Winter is quickly approaching and it’s time to put your RV into storage. However, you’ll want to follow these RV maintenance tips before stepping away. Otherwise, you may not be so happy with how your RV looks when spring returns.
Inspect and Repair Sealants
The first thing you need to check would be your interior sealants — if you have done winterization in the previous years. If this is your first year having an RV over the winter, then, you’ll need to apply fresh sealants everywhere.
Inspect all seams, windows, and roofs and repair or reapply sealants anywhere cold air is leaking in. Similarly, you may also want to clean and treat the rubber roof before winter arrives.
Drain the Water System
You’d be surprised how many people forget about this critical RV maintenance tip and wake up to frozen pipes and tanks (yikes!).
The first step is to drain fresh water and the waste tanks.
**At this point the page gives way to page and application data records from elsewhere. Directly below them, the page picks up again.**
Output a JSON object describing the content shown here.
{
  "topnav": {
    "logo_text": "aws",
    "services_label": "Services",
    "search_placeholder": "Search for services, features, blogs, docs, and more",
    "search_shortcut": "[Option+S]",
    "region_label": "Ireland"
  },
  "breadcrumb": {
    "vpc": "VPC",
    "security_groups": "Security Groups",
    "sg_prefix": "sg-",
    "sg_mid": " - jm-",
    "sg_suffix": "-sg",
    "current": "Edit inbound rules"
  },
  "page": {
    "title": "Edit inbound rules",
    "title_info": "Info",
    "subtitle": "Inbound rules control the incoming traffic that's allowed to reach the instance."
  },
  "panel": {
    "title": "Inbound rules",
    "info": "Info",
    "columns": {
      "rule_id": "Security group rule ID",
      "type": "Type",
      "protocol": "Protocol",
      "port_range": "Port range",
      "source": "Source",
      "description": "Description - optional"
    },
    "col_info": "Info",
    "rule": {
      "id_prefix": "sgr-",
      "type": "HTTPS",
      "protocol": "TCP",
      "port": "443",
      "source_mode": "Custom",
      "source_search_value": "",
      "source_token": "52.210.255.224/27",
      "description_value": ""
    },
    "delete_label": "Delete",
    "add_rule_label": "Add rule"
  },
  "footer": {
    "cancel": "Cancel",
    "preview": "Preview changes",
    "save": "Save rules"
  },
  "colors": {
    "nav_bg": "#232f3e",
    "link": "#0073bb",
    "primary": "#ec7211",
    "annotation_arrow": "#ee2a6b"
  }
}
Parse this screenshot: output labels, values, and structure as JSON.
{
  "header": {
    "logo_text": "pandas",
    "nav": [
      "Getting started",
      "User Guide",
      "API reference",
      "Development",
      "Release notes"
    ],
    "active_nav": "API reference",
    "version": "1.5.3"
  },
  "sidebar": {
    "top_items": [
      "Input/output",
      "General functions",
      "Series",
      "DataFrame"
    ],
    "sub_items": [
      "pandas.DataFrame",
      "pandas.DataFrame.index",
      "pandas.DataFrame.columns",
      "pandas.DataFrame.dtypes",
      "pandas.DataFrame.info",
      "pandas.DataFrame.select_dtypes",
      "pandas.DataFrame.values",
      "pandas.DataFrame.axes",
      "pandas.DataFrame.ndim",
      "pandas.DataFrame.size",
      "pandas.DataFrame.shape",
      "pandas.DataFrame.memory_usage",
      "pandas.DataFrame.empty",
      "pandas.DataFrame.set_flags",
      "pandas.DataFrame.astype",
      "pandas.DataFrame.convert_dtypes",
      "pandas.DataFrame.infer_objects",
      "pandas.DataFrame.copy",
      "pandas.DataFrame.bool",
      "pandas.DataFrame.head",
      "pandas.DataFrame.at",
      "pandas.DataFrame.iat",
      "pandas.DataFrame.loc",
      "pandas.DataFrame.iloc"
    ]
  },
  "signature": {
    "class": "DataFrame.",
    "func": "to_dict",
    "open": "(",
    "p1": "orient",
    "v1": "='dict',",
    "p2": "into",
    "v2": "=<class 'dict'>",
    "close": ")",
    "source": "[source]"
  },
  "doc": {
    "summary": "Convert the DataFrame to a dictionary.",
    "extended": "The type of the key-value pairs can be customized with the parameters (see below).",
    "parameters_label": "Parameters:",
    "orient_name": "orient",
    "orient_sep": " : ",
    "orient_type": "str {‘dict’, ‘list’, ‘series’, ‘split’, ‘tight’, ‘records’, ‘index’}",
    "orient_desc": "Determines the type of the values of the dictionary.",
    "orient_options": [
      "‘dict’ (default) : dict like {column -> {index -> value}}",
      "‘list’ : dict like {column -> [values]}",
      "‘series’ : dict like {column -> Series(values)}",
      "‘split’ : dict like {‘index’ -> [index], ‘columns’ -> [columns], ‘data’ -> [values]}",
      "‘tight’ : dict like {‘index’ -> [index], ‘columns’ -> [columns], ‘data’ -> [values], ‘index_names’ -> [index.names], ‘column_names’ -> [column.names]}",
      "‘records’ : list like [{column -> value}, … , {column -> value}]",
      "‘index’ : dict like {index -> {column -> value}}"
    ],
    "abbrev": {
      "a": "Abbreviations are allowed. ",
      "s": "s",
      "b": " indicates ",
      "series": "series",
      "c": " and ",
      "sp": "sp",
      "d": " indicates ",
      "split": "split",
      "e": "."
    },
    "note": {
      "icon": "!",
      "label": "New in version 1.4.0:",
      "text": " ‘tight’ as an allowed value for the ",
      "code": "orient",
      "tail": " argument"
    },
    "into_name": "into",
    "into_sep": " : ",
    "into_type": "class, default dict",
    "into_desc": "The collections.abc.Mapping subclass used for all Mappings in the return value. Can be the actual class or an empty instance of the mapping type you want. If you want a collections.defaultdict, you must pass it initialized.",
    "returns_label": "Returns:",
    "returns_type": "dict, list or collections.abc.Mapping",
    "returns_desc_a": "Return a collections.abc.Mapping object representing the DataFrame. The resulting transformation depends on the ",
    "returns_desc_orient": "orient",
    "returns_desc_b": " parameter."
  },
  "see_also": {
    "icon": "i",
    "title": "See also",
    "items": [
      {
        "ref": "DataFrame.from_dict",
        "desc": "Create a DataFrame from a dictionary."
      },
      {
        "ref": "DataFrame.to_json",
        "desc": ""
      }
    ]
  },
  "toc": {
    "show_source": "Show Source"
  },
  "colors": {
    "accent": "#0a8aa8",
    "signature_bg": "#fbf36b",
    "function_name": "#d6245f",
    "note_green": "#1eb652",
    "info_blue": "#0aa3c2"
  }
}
Next, you’ll need to pump non-toxic antifreeze rated to -50 degrees throughout your RV’s water system.
Cover Up Your RV
If your RV will remain outdoors through the winter, you’d want to cover it up with proper materials. Regular plastic tarps aren’t going to do the job, and you’ll pay a much higher price later on for going cheap with covers.
Therefore, invest in a cover specifically designed for RV storage. You’ll be able to reuse the cover for many years, so it’s smarter to just buy something with higher quality anyways.
Find a Safe Spot for Winter Storage
Again, if you’re parking the RV outside, make sure you find a safe spot for your winter storage. Avoid parking under any large branches because trees can get brittle during wintertime and the last thing you want is a branch crashing through your RV.
Also, try to find somewhere nice and flat instead of parking on a slope. Similarly, try your best to find somewhere sheltered from the wind, or at least won’t get too windy during the harsh weather.
Protect Your Tires
Another critical RV maintenance tip is to protect your tires. First of all, always deflate all your tires to avoid any damages caused by a change in the air pressure. Next, check with an RV dealership and purchase some tire covers.
However, if you have a legitimate RV body cover, it should be able to cover the tires as well.
The next thing you want to do is check the batteries. Then, disconnect the batteries and store them somewhere cool and dry, because a cooler (but not cold) temperature slows down the power loss.
Make sure your batteries are fully charged before putting them away because a half-charged battery freezes more easily than a fully-charged one.
Prep the Exteriors
While not necessary, you may want to wash and wax your RV exteriors since oxidization will inevitably dull the outsides. Just make sure whatever you use is actually RV-approved.
Defend Against Rodents and Critters
It’s cold outside, and little animals, like mice and squirrels would want to find a warm and comfy spot to hide. Sadly, these little things will chew through your wires and electrics, and that’s why rodent-proof measurements are vital.
Therefore, make sure all food is removed from your RV, conduct a thorough kitchen deep cleaning. Also, seal anywhere you think critters will be able to come through.
Check On Your RV Regularly Throughout the Winter
Finally, RV winter storage is not a once-and-for-all process. Rather, you need to check your RV regularly throughout the winter. For example, do a quick inspection every few weeks and look for any exterior damages or traces of critters.
Featured Image Credit: Signal Connect